Want firmly, began anxiously, ceased adequately, began systematically, lose the ability fully, want roughly, was never ashamed publicly: these phrases, whose apparent meanings are at odds with the intended meanings, are likely to distract at least some readers.
Joseph M. Williams, in Style, wrote that the split infinitive is now so common among the best writers that “when we make an effort to avoid splitting it, we invite notice”. This counterproductive antipathy to an innocuous bit of syntax can also generate striking irony, as in the following passage from the Queen’s English Society:

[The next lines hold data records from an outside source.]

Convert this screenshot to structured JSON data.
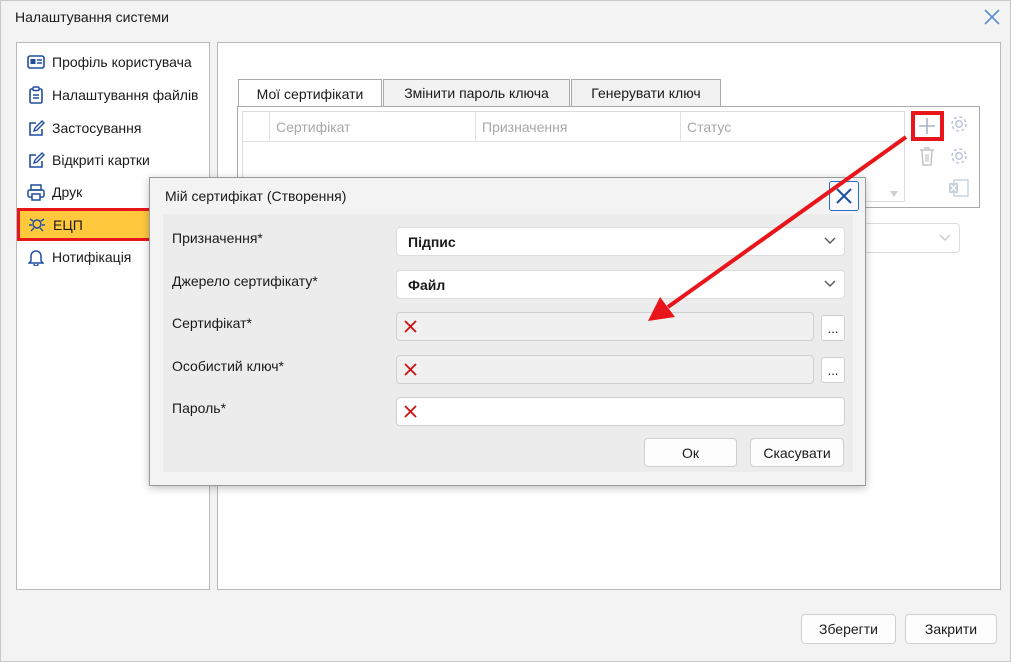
{
  "window": {
    "title": "Налаштування системи"
  },
  "sidebar": {
    "items": [
      {
        "label": "Профіль користувача",
        "icon": "id-card-icon"
      },
      {
        "label": "Налаштування файлів",
        "icon": "clipboard-icon"
      },
      {
        "label": "Застосування",
        "icon": "edit-icon"
      },
      {
        "label": "Відкриті картки",
        "icon": "edit-icon"
      },
      {
        "label": "Друк",
        "icon": "printer-icon"
      },
      {
        "label": "ЕЦП",
        "icon": "signature-icon",
        "active": true
      },
      {
        "label": "Нотифікація",
        "icon": "bell-icon"
      }
    ]
  },
  "tabs": [
    {
      "label": "Мої сертифікати",
      "active": true
    },
    {
      "label": "Змінити пароль ключа"
    },
    {
      "label": "Генерувати ключ"
    }
  ],
  "grid": {
    "columns": [
      "Сертифікат",
      "Призначення",
      "Статус"
    ],
    "rows": []
  },
  "footer": {
    "save_label": "Зберегти",
    "close_label": "Закрити"
  },
  "dialog": {
    "title": "Мій сертифікат (Створення)",
    "fields": {
      "purpose": {
        "label": "Призначення*",
        "value": "Підпис"
      },
      "source": {
        "label": "Джерело сертифікату*",
        "value": "Файл"
      },
      "certificate": {
        "label": "Сертифікат*",
        "value": ""
      },
      "private_key": {
        "label": "Особистий ключ*",
        "value": ""
      },
      "password": {
        "label": "Пароль*",
        "value": ""
      }
    },
    "browse_label": "...",
    "ok_label": "Ок",
    "cancel_label": "Скасувати"
  },
  "colors": {
    "highlight_red": "#e8161b",
    "active_yellow": "#ffc83d",
    "accent_blue": "#2a6fc9"
  }
}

(18) These 40 years of experience of translating several languages into English – in other words, working out how elegantly to present in English a text originally written (often badly) in another language – and as many years having his errors corrected by competent revisers and editors, have left him with a fine feeling for his mother tongue and a strong belief that English can and should be used not merely correctly but elegantly also.
How elegantly? Try how awkwardly and how ambiguously. Fowler said the aversion “springs not from instinctive good taste, but from tame acceptance of the misinterpreted opinion of others”. People distort their language to detour unnecessarily around the hint of a memory of the ghost of a mistake.
I imagine the same superstitious impulse inspired the editor who allegedly tweaked George Bernard Shaw’s split infinitives, leading the writer to quip: “I don’t care if he is made to go quickly, or to quickly go – but go he must!” (Shaw wrote to newspapers in support of freedom of choice in the matter.)
I’ll wrap up with two memorable passages. The first, from H. W. Fowler’s Dictionary of Modern English Usage (1926), is a famous pronouncement in writing and editing circles:
The English-speaking world may be divided into (1) those who neither know nor care what a split infinitive is; (2) those who do not know, but care very much; (3) those who know and condemn; (4) those who know and approve; and (5) those who know and distinguish. Those who neither know nor care are the vast majority, and are a happy folk, to be envied by most of the minority classes.
The full entry (from Ernest Gowers’s revised edition of Fowler) is online here. The second passage, from James Thurber, is a wonderfully tongue-in-cheek follow-up:
Mr Fowler’s point is, of course, that there are good split infinitives and bad ones. For instance, he contends that it is better to say “Our object is to further cement trade relations,” thus splitting “to cement,” than to say “Our object is further to cement trade relations,” because the use of “further” before “to cement” might lead the reader to think it had the weight of “moreover” rather than of “increasingly.” My own way out of all this confusion would be simply to say “Our object is to let trade relations ride,” that is, give them up, let them go. Some people would regard the abandonment of trade relations, merely for the purpose of avoiding grammatical confusion, as a weak-kneed and unpatriotic action. That, it seems to me, is a matter for each person to decide for himself. A man who, like myself, has no knowledge at all of trade relations, cannot be expected to take the same interest in cementing them as, say, the statesman or the politician. This is no reflection on trade relations.
I’ve archived a Twitter conversation about this: Should we split infinitives at work?
If you’re interested in the history of “infinitive”-splitting and the criticism thereof, read Tom Freeman’s helpful post.